Found on Sulawesi, Togian, Sula and Buru Islands in the Indonesian Archipelago.
Moist to marshy forested areas along lake shores and riverbanks.
Body Length: 34 ¼ to 42 inches (90–110 cm)
Height: 25 to 32 inches (65–80 cm)
Tail Length: 10 ½ to 12 ½ inches (27–32 cm)
Weight: Up to 220 lbs. (100 kg)
Babirusa have been observed living singly and in small family groups. Gestation lasts between 125 and 150 days and at birth the young are 6 to 8 inches (15–20 cm) long. Generally only one or two offspring are born since the mother only has two nipples for nursing. This characteristic of only having two mammaries is one of the things that suggests that Babirusa are very primitive members of the pig family. Twins are always of the same sex. Unlike most other wild pigs, the babies do not have stripes. Babirusa mothers are very aggressive when defending their young.
Wild: Roots, berries, tubers, leaves, insect larvae, and fruits.
Zoo: Pelleted diet high in fiber, vegetables, fruit, timothy and alfalfa hay.
Diurnal. Babirusas prefer forested swamps and dense reed thickets for hiding and wallowing. Babirusa are known to be very good swimmers and have been observed crossing rivers and wide inlets into the sea in their search for food. During their search for food they have been observed occasionally digging insect larvae out of rotting trees. As in most species of pigs, babirusa vocalize through grunting and squeaking noises and when excited, they will chatter their teeth.
POINTS OF INTEREST
Babirusa are considered unusual among the wild pigs of southeast Asia, mainly due to their unusual appearance. The head is very small and they have a pronounced arched back and long slender legs. The skin looks naked from a distance and can either be smooth or wrinkled.

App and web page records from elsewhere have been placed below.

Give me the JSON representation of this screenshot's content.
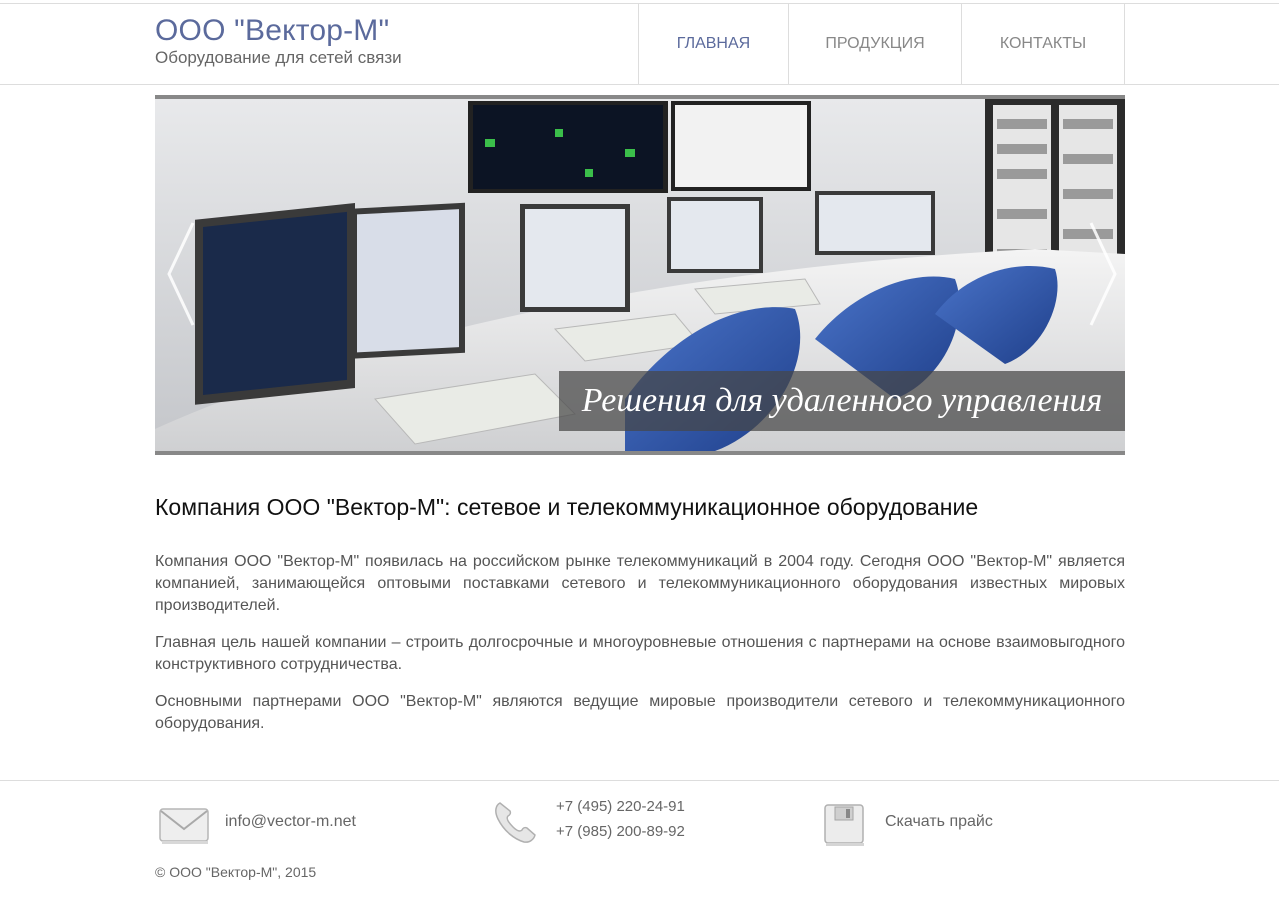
{
  "header": {
    "brand_title": "ООО \"Вектор-М\"",
    "brand_subtitle": "Оборудование для сетей связи",
    "nav": [
      {
        "label": "ГЛАВНАЯ",
        "active": true
      },
      {
        "label": "ПРОДУКЦИЯ",
        "active": false
      },
      {
        "label": "КОНТАКТЫ",
        "active": false
      }
    ]
  },
  "slider": {
    "caption": "Решения для удаленного управления",
    "prev_icon": "chevron-left-icon",
    "next_icon": "chevron-right-icon"
  },
  "main": {
    "title": "Компания ООО \"Вектор-М\": сетевое и телекоммуникационное оборудование",
    "paragraphs": [
      "Компания ООО \"Вектор-М\" появилась на российском рынке телекоммуникаций в 2004 году. Сегодня ООО \"Вектор-М\" является компанией, занимающейся оптовыми поставками сетевого и телекоммуникационного оборудования известных мировых производителей.",
      "Главная цель нашей компании – строить долгосрочные и многоуровневые отношения с партнерами на основе взаимовыгодного конструктивного сотрудничества.",
      "Основными партнерами ООО \"Вектор-М\" являются ведущие мировые производители сетевого и телекоммуникационного оборудования."
    ]
  },
  "footer": {
    "email": "info@vector-m.net",
    "phones": [
      "+7 (495) 220-24-91",
      "+7 (985) 200-89-92"
    ],
    "price_link": "Скачать прайс",
    "copyright": "© ООО \"Вектор-М\", 2015",
    "icons": [
      "envelope-icon",
      "phone-icon",
      "download-icon"
    ]
  },
  "colors": {
    "brand": "#5b6a9c",
    "caption_bg": "#464646"
  }
}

The thickness of their coats varies within the four different subspecies. The most striking feature is the size of the upper canine teeth, which can reach a length of over 12 inches in males and can be observed growing through the upper cheeks. In some older males these large canines can grow in a circle and back into the upper jaw where they first emerged. These tusk-like teeth are relatively brittle and are probably used to ward off an opponent’s attack, as opposed to actually being used to pierce flesh in the use as a weapon. These large unusual canines have led to numerous legends and myths among native peoples in the region. Malayans claim that the babirusa can hang from the branches of trees with their teeth. The German term for this animal is “hirscheber” which means “deer boar”.
Endangered, mainly due to over hunting and habitat destruction.
Grzimek’s Animal Life Encyclopedia, Dr. Dr. h. c. Barnard Grzimek, Editor-in-Chief, 1972
MacMillan Illustrated Animal Encyclopedia, Edited by Dr. Phillip Whitfield, 1984
The Encyclopedia of Mammals, Edited by Dr. David Macdonald, 1985
Larousse Encyclopedia of Animal Life, 1967